We sat down with the author ahead of a book reading from his latest mystery novel (tonight, 7 p.m.) at Boswell Book Co. on Downer Avenue. This reading and book signing promise to be different and somewhat theatrical. Author Michael Bowen will narrate passages as actors John Kishline and Deborah Clifton play out the dialogue of the plucky couple at the center of his latest series.
Service Dress Blues is the 16th book by Milwaukee author Michael Bowen, and the fifth in the Rep and Melissa Pennyworth mysteries. Many of his stories are set in Milwaukee, so it’s appropriate that we met on the 40th floor of the US Bank building — overlooking an epic view of the city. Bowen is also a trial lawyer and partner at Foley & Lardner, whose offices occupy the top floors of the Milwaukee skyscraper.
Bowen’s office is filled with piles of paper, multiple computers, pictures of his children, law books and some of his books situated on a shelf above the door. I wondered how he balanced work and writing.
“I write when my partners are playing golf,” Bowen says with a smile. “In fact, there are partners who think I could have turned out the Encyclopedia Britannica in that time. It really is a question of how you choose to spend your time. Nobody who is sane works all the time.”
“I’ve never seen a full episode of Seinfeld or Friends in my life. A lot of pop culture in my life is off to one side because I do this. When I get an idea it can be hard to start. But once I get into a story it is very hard to break away. In fact, one of the tricks I came up with fairly early on to discipline myself was to stop before I wanted to stop. I find that if I make myself stop before I want to stop I’ll be chomping at the bit to get back to it.”
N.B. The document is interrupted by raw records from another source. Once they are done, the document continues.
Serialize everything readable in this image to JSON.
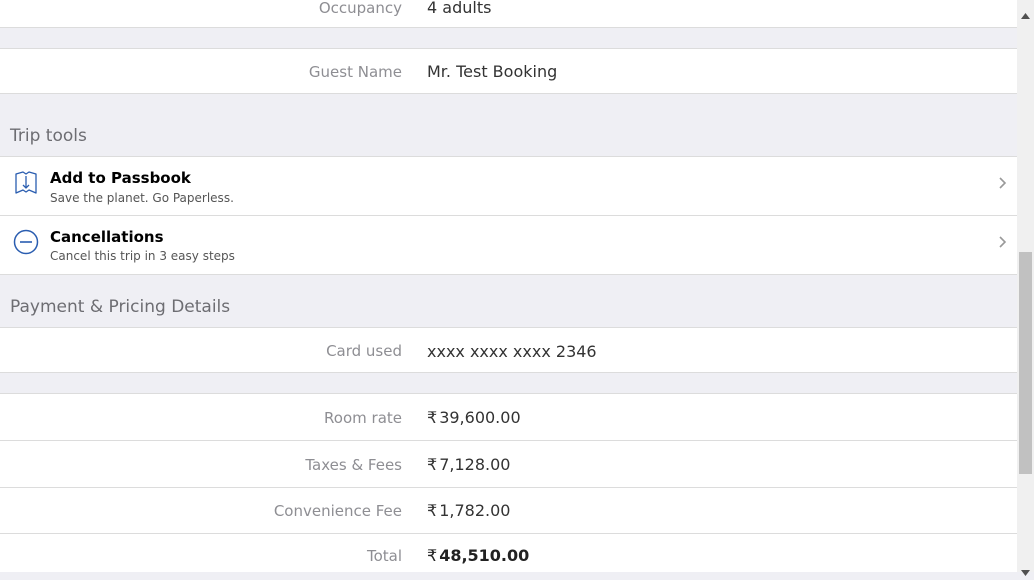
{
  "booking": {
    "occupancy_label": "Occupancy",
    "occupancy_value": "4 adults",
    "guest_label": "Guest Name",
    "guest_value": "Mr. Test Booking"
  },
  "trip_tools": {
    "title": "Trip tools",
    "items": [
      {
        "title": "Add to Passbook",
        "subtitle": "Save the planet. Go Paperless.",
        "icon": "passbook-icon"
      },
      {
        "title": "Cancellations",
        "subtitle": "Cancel this trip in 3 easy steps",
        "icon": "minus-circle-icon"
      }
    ]
  },
  "payment": {
    "title": "Payment & Pricing Details",
    "card_label": "Card used",
    "card_value": "xxxx xxxx xxxx 2346",
    "currency_symbol": "₹",
    "rows": [
      {
        "label": "Room rate",
        "value": "39,600.00"
      },
      {
        "label": "Taxes & Fees",
        "value": "7,128.00"
      },
      {
        "label": "Convenience Fee",
        "value": "1,782.00"
      },
      {
        "label": "Total",
        "value": "48,510.00"
      }
    ]
  },
  "colors": {
    "background": "#efeff4",
    "icon_blue": "#2a5db0"
  }
}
In his latest novel, lawyer Rep and English professor Melissa get embroiled in the intrigue after a midshipman is found naked and unconscious in a cheap hotel room near the Naval Academy. The closest relatives of the ‘plebe’ are two political activists in Wisconsin who have already contracted Rep Pennyworth for a copyright case. Political stratagems ensue surrounding a possible attorney general candidate.
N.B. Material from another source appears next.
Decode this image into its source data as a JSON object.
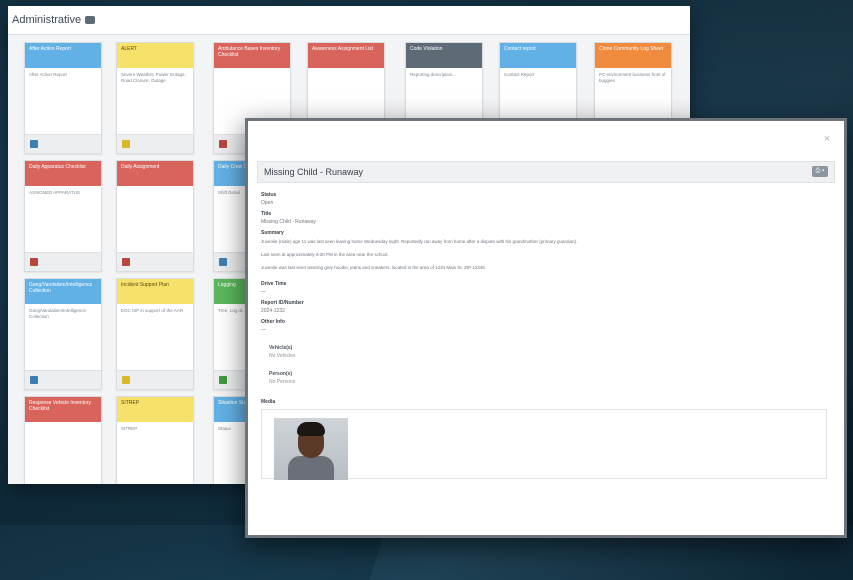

Landmarks featured in this story include Juneau Park, the Safe House, the Germania Building and even Miller Park. Two of Bowen’s real-life children attended the Naval Academy. Bowen says that he enjoys writing about things he knows, but that Rep is as far removed from his life as possible.
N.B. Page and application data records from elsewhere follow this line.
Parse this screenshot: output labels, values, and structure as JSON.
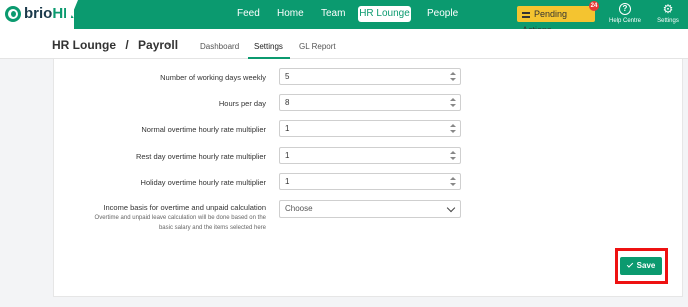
{
  "brand": {
    "name_part1": "brio",
    "name_part2": "HR"
  },
  "nav": {
    "items": [
      {
        "label": "Feed"
      },
      {
        "label": "Home"
      },
      {
        "label": "Team"
      },
      {
        "label": "HR Lounge",
        "active": true
      },
      {
        "label": "People"
      }
    ],
    "pending_actions": {
      "label": "Pending Actions",
      "count": "24"
    },
    "help": {
      "label": "Help Centre"
    },
    "settings": {
      "label": "Settings"
    }
  },
  "header": {
    "breadcrumb_1": "HR Lounge",
    "separator": "/",
    "breadcrumb_2": "Payroll",
    "tabs": [
      {
        "label": "Dashboard"
      },
      {
        "label": "Settings",
        "active": true
      },
      {
        "label": "GL Report"
      }
    ]
  },
  "form": {
    "fields": [
      {
        "label": "Number of working days weekly",
        "value": "5"
      },
      {
        "label": "Hours per day",
        "value": "8"
      },
      {
        "label": "Normal overtime hourly rate multiplier",
        "value": "1"
      },
      {
        "label": "Rest day overtime hourly rate multiplier",
        "value": "1"
      },
      {
        "label": "Holiday overtime hourly rate multiplier",
        "value": "1"
      }
    ],
    "income_basis": {
      "label": "Income basis for overtime and unpaid calculation",
      "note_line1": "Overtime and unpaid leave calculation will be done based on the",
      "note_line2": "basic salary and the items selected here",
      "selected": "Choose"
    },
    "save_label": "Save"
  },
  "colors": {
    "accent": "#0b9a6f",
    "pending": "#f4c430",
    "highlight": "#e11111"
  }
}
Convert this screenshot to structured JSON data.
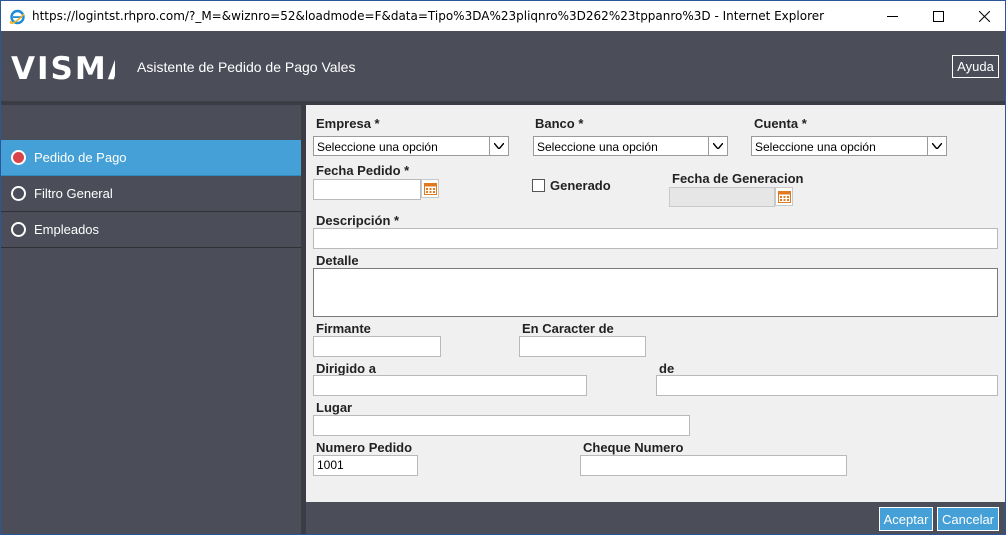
{
  "window": {
    "title": "https://logintst.rhpro.com/?_M=&wiznro=52&loadmode=F&data=Tipo%3DA%23pliqnro%3D262%23tppanro%3D - Internet Explorer",
    "app_icon": "internet-explorer-icon",
    "controls": {
      "minimize": "minimize-icon",
      "maximize": "maximize-icon",
      "close": "close-icon"
    }
  },
  "header": {
    "logo": "VISMA",
    "title": "Asistente de Pedido de Pago Vales",
    "help_label": "Ayuda"
  },
  "sidebar": {
    "items": [
      {
        "label": "Pedido de Pago",
        "active": true
      },
      {
        "label": "Filtro General",
        "active": false
      },
      {
        "label": "Empleados",
        "active": false
      }
    ]
  },
  "form": {
    "empresa": {
      "label": "Empresa",
      "required": "*",
      "value": "Seleccione una opción"
    },
    "banco": {
      "label": "Banco",
      "required": "*",
      "value": "Seleccione una opción"
    },
    "cuenta": {
      "label": "Cuenta",
      "required": "*",
      "value": "Seleccione una opción"
    },
    "fecha_pedido": {
      "label": "Fecha Pedido",
      "required": "*",
      "value": ""
    },
    "generado": {
      "label": "Generado",
      "checked": false
    },
    "fecha_generacion": {
      "label": "Fecha de Generacion",
      "value": ""
    },
    "descripcion": {
      "label": "Descripción",
      "required": "*",
      "value": ""
    },
    "detalle": {
      "label": "Detalle",
      "value": ""
    },
    "firmante": {
      "label": "Firmante",
      "value": ""
    },
    "en_caracter_de": {
      "label": "En Caracter de",
      "value": ""
    },
    "dirigido_a": {
      "label": "Dirigido a",
      "value": ""
    },
    "de": {
      "label": "de",
      "value": ""
    },
    "lugar": {
      "label": "Lugar",
      "value": ""
    },
    "numero_pedido": {
      "label": "Numero Pedido",
      "value": "1001"
    },
    "cheque_numero": {
      "label": "Cheque Numero",
      "value": ""
    }
  },
  "footer": {
    "accept_label": "Aceptar",
    "cancel_label": "Cancelar"
  },
  "colors": {
    "header_bg": "#4b4e58",
    "accent": "#44a0d6",
    "active_radio": "#d8444a",
    "form_bg": "#f0f0f0"
  }
}
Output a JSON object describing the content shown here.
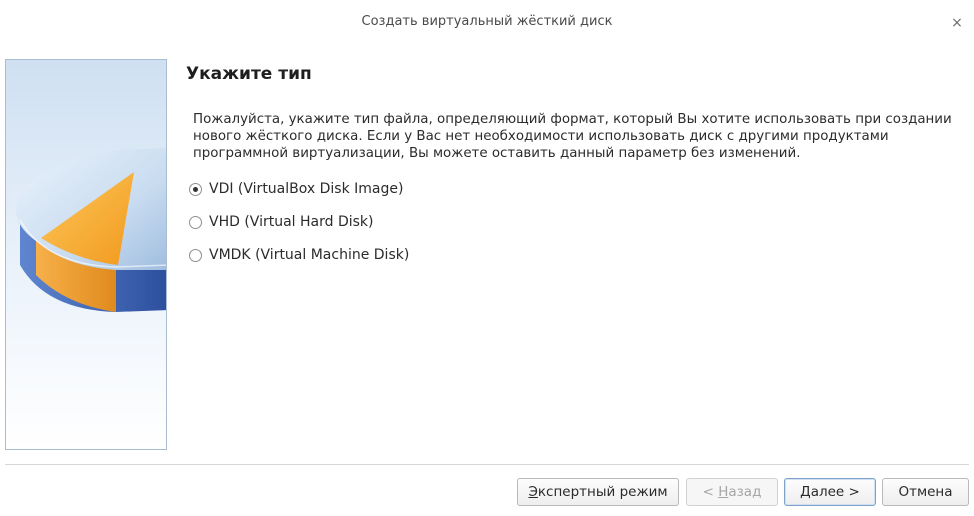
{
  "window": {
    "title": "Создать виртуальный жёсткий диск",
    "close_symbol": "×"
  },
  "page": {
    "heading": "Укажите тип",
    "description": "Пожалуйста, укажите тип файла, определяющий формат, который Вы хотите использовать при создании нового жёсткого диска. Если у Вас нет необходимости использовать диск с другими продуктами программной виртуализации, Вы можете оставить данный параметр без изменений."
  },
  "disk_types": [
    {
      "label": "VDI (VirtualBox Disk Image)",
      "selected": true
    },
    {
      "label": "VHD (Virtual Hard Disk)",
      "selected": false
    },
    {
      "label": "VMDK (Virtual Machine Disk)",
      "selected": false
    }
  ],
  "buttons": {
    "expert": {
      "mnemonic": "Э",
      "rest": "кспертный режим"
    },
    "back": {
      "prefix": "< ",
      "mnemonic": "Н",
      "rest": "азад",
      "enabled": false
    },
    "next": {
      "mnemonic": "Д",
      "rest": "алее >"
    },
    "cancel": "Отмена"
  },
  "colors": {
    "pie_top": "#c4daf0",
    "pie_slice": "#f5a623",
    "pie_side_blue": "#3a63b8",
    "pie_side_orange": "#f0a033"
  }
}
“He’s a copyright and trade lawyer. He’s 5’9″. He makes fun of litigators — which is what I am — and he treats them like a species of pit bull that you keep tranquilized until you need them. Rep doesn’t like excitement or confrontation or conflict, I’m the opposite in all those ways,” Bowen states.
Bowen’s first novel, Can’t Miss, was published in 1987 and featured the idea of the first woman to play Major League Baseball. It started off as a mystery story but eventually evolved into something else. Now he recognizes that choosing a mystery plot is easy (“There’s seven deadly sins, you just pick one”), but the dialogue and character and settings are the selling points.
“The traditional plucky couple mystery — the original was Lord Peter Wimsey and Harriet Vane. That was the gold standard. Nick and Nora Charles come along, and they moved it into somewhat of a different league. Next, the most famous couple is the Lockridges, producing the Pam and Jerry North mysteries. Now, both of those characters are supernumeraries and Susan, especially. Susan’s job in those mysteries is to stumble over a corpse and scream. Then somewhere before the end she will say something dizzy that will tell the detective what is the critical element of the crime.”
Bowen pauses to think, and continues.
“I wasn’t interested in writing that. What is critical in my mysteries is the relationship between a man and a woman — who are equals — and nevertheless have complimentary rather than congruent ways of thinking and reasoning. At one point, in Shoot the Lawyer Twice, Melissa says to Rep: ‘I know this sounds like I’m thinking with my heart.’ And Rep says, ‘No, you’re thinking with your gut.’ There’s a difference. Instinctive is not the same thing as emotional.”
Since give and take are so important to this fictional couple, Bowen got John Kishline (last seen in Public Enemies) and Deborah Clifton (a busy Milwaukee stage actor) to play the Rep and Melissa roles at the Boswell reading. A test run of sorts happened at WUWM for a taping of “Lake Effect with Bonnie North,” where the pair asked Bowen for notes.
“You know, the relationship between writers and actors is interesting. Afterward they said, ‘Okay, are we doing it right?’ Well, [to be fair] I’m the writer – you’ve got to interpret the characters. I gave them some thoughts of mine,” Bowen says.